▸ **Your goal**
Retype each entry below precisely as it reads.

»»

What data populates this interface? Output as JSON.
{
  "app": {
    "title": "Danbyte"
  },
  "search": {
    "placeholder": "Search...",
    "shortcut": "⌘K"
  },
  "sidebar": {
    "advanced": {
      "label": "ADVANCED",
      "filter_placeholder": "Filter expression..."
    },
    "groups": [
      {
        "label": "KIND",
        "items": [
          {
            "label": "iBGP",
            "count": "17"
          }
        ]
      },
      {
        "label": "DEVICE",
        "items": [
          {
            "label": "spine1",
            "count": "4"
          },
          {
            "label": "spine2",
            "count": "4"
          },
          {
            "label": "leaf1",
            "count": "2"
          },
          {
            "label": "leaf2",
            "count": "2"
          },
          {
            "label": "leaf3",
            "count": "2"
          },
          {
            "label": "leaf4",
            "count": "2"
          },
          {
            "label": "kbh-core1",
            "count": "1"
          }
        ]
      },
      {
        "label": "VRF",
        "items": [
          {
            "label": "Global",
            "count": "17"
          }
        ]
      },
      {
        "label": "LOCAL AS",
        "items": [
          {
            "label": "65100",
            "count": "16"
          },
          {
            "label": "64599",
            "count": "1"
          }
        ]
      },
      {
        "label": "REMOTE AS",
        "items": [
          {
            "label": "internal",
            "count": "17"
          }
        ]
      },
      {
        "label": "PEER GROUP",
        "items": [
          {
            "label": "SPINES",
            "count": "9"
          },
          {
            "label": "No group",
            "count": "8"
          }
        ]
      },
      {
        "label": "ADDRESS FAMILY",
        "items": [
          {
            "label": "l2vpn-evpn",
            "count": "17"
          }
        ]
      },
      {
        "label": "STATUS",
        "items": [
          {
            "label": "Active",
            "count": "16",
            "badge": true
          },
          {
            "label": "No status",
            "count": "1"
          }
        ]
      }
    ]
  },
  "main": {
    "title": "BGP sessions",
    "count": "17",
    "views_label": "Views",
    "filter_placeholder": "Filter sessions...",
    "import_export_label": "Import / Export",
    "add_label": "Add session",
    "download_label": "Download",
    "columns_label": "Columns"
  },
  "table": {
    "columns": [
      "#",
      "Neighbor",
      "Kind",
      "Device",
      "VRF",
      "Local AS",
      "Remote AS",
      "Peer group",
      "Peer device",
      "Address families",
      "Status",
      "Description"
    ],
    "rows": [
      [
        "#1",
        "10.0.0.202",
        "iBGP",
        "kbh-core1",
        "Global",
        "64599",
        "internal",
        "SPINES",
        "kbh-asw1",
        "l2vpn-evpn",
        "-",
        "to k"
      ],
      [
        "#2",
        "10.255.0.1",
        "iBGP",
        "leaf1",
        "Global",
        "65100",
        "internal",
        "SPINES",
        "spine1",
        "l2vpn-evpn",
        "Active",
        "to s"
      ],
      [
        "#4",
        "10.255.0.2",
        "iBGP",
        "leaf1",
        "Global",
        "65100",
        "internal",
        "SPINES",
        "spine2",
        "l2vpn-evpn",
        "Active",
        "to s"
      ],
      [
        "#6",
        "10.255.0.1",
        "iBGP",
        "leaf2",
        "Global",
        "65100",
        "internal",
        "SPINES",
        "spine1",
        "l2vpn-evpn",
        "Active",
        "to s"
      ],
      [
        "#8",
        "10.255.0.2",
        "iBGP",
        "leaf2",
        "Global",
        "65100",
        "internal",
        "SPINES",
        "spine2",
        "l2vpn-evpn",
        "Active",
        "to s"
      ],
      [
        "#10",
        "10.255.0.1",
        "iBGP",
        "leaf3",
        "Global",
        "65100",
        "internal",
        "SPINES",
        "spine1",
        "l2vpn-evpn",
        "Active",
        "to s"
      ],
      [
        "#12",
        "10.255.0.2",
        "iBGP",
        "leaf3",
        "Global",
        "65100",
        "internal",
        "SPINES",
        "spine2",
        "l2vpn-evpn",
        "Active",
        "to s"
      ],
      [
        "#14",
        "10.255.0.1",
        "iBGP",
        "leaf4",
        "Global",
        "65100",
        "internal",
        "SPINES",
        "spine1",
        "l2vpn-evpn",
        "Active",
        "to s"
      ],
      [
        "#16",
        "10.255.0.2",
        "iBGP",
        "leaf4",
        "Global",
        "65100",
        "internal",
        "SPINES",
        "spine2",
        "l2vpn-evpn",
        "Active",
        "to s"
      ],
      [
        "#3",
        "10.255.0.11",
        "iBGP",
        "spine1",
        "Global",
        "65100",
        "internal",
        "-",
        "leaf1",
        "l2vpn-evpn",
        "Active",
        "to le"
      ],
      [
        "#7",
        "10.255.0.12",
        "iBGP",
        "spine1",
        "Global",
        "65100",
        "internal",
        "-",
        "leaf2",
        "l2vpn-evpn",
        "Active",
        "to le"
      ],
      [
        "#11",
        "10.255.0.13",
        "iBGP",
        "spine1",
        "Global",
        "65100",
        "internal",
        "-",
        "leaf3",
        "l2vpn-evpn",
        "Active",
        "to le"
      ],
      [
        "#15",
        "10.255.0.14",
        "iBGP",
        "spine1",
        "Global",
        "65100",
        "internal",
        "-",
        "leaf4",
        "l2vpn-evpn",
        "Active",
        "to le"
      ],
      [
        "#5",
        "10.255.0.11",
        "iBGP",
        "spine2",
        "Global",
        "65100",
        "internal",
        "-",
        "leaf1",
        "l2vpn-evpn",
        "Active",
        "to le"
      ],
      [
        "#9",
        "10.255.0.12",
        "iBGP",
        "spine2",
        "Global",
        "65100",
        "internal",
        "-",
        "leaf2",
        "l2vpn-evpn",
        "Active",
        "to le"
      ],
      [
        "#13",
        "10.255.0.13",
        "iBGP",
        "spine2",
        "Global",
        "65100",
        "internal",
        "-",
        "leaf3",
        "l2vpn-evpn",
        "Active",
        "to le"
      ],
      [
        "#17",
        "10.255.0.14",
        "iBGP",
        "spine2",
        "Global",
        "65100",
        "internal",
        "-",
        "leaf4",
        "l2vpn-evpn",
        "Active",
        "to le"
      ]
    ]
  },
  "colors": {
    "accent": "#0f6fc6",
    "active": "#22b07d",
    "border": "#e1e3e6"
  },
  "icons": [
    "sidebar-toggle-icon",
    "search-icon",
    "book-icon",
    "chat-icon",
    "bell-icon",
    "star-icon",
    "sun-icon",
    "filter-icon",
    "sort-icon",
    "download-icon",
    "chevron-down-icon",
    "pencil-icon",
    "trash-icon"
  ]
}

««

▸ **Output of the exercise**
What data populates this interface? Output as JSON.
{
  "app": {
    "title": "Danbyte"
  },
  "search": {
    "placeholder": "Search...",
    "shortcut": "⌘K"
  },
  "sidebar": {
    "advanced": {
      "label": "ADVANCED",
      "filter_placeholder": "Filter expression..."
    },
    "groups": [
      {
        "label": "KIND",
        "items": [
          {
            "label": "iBGP",
            "count": "17"
          }
        ]
      },
      {
        "label": "DEVICE",
        "items": [
          {
            "label": "spine1",
            "count": "4"
          },
          {
            "label": "spine2",
            "count": "4"
          },
          {
            "label": "leaf1",
            "count": "2"
          },
          {
            "label": "leaf2",
            "count": "2"
          },
          {
            "label": "leaf3",
            "count": "2"
          },
          {
            "label": "leaf4",
            "count": "2"
          },
          {
            "label": "kbh-core1",
            "count": "1"
          }
        ]
      },
      {
        "label": "VRF",
        "items": [
          {
            "label": "Global",
            "count": "17"
          }
        ]
      },
      {
        "label": "LOCAL AS",
        "items": [
          {
            "label": "65100",
            "count": "16"
          },
          {
            "label": "64599",
            "count": "1"
          }
        ]
      },
      {
        "label": "REMOTE AS",
        "items": [
          {
            "label": "internal",
            "count": "17"
          }
        ]
      },
      {
        "label": "PEER GROUP",
        "items": [
          {
            "label": "SPINES",
            "count": "9"
          },
          {
            "label": "No group",
            "count": "8"
          }
        ]
      },
      {
        "label": "ADDRESS FAMILY",
        "items": [
          {
            "label": "l2vpn-evpn",
            "count": "17"
          }
        ]
      },
      {
        "label": "STATUS",
        "items": [
          {
            "label": "Active",
            "count": "16",
            "badge": true
          },
          {
            "label": "No status",
            "count": "1"
          }
        ]
      }
    ]
  },
  "main": {
    "title": "BGP sessions",
    "count": "17",
    "views_label": "Views",
    "filter_placeholder": "Filter sessions...",
    "import_export_label": "Import / Export",
    "add_label": "Add session",
    "download_label": "Download",
    "columns_label": "Columns"
  },
  "table": {
    "columns": [
      "#",
      "Neighbor",
      "Kind",
      "Device",
      "VRF",
      "Local AS",
      "Remote AS",
      "Peer group",
      "Peer device",
      "Address families",
      "Status",
      "Description"
    ],
    "rows": [
      [
        "#1",
        "10.0.0.202",
        "iBGP",
        "kbh-core1",
        "Global",
        "64599",
        "internal",
        "SPINES",
        "kbh-asw1",
        "l2vpn-evpn",
        "-",
        "to k"
      ],
      [
        "#2",
        "10.255.0.1",
        "iBGP",
        "leaf1",
        "Global",
        "65100",
        "internal",
        "SPINES",
        "spine1",
        "l2vpn-evpn",
        "Active",
        "to s"
      ],
      [
        "#4",
        "10.255.0.2",
        "iBGP",
        "leaf1",
        "Global",
        "65100",
        "internal",
        "SPINES",
        "spine2",
        "l2vpn-evpn",
        "Active",
        "to s"
      ],
      [
        "#6",
        "10.255.0.1",
        "iBGP",
        "leaf2",
        "Global",
        "65100",
        "internal",
        "SPINES",
        "spine1",
        "l2vpn-evpn",
        "Active",
        "to s"
      ],
      [
        "#8",
        "10.255.0.2",
        "iBGP",
        "leaf2",
        "Global",
        "65100",
        "internal",
        "SPINES",
        "spine2",
        "l2vpn-evpn",
        "Active",
        "to s"
      ],
      [
        "#10",
        "10.255.0.1",
        "iBGP",
        "leaf3",
        "Global",
        "65100",
        "internal",
        "SPINES",
        "spine1",
        "l2vpn-evpn",
        "Active",
        "to s"
      ],
      [
        "#12",
        "10.255.0.2",
        "iBGP",
        "leaf3",
        "Global",
        "65100",
        "internal",
        "SPINES",
        "spine2",
        "l2vpn-evpn",
        "Active",
        "to s"
      ],
      [
        "#14",
        "10.255.0.1",
        "iBGP",
        "leaf4",
        "Global",
        "65100",
        "internal",
        "SPINES",
        "spine1",
        "l2vpn-evpn",
        "Active",
        "to s"
      ],
      [
        "#16",
        "10.255.0.2",
        "iBGP",
        "leaf4",
        "Global",
        "65100",
        "internal",
        "SPINES",
        "spine2",
        "l2vpn-evpn",
        "Active",
        "to s"
      ],
      [
        "#3",
        "10.255.0.11",
        "iBGP",
        "spine1",
        "Global",
        "65100",
        "internal",
        "-",
        "leaf1",
        "l2vpn-evpn",
        "Active",
        "to le"
      ],
      [
        "#7",
        "10.255.0.12",
        "iBGP",
        "spine1",
        "Global",
        "65100",
        "internal",
        "-",
        "leaf2",
        "l2vpn-evpn",
        "Active",
        "to le"
      ],
      [
        "#11",
        "10.255.0.13",
        "iBGP",
        "spine1",
        "Global",
        "65100",
        "internal",
        "-",
        "leaf3",
        "l2vpn-evpn",
        "Active",
        "to le"
      ],
      [
        "#15",
        "10.255.0.14",
        "iBGP",
        "spine1",
        "Global",
        "65100",
        "internal",
        "-",
        "leaf4",
        "l2vpn-evpn",
        "Active",
        "to le"
      ],
      [
        "#5",
        "10.255.0.11",
        "iBGP",
        "spine2",
        "Global",
        "65100",
        "internal",
        "-",
        "leaf1",
        "l2vpn-evpn",
        "Active",
        "to le"
      ],
      [
        "#9",
        "10.255.0.12",
        "iBGP",
        "spine2",
        "Global",
        "65100",
        "internal",
        "-",
        "leaf2",
        "l2vpn-evpn",
        "Active",
        "to le"
      ],
      [
        "#13",
        "10.255.0.13",
        "iBGP",
        "spine2",
        "Global",
        "65100",
        "internal",
        "-",
        "leaf3",
        "l2vpn-evpn",
        "Active",
        "to le"
      ],
      [
        "#17",
        "10.255.0.14",
        "iBGP",
        "spine2",
        "Global",
        "65100",
        "internal",
        "-",
        "leaf4",
        "l2vpn-evpn",
        "Active",
        "to le"
      ]
    ]
  },
  "colors": {
    "accent": "#0f6fc6",
    "active": "#22b07d",
    "border": "#e1e3e6"
  },
  "icons": [
    "sidebar-toggle-icon",
    "search-icon",
    "book-icon",
    "chat-icon",
    "bell-icon",
    "star-icon",
    "sun-icon",
    "filter-icon",
    "sort-icon",
    "download-icon",
    "chevron-down-icon",
    "pencil-icon",
    "trash-icon"
  ]
}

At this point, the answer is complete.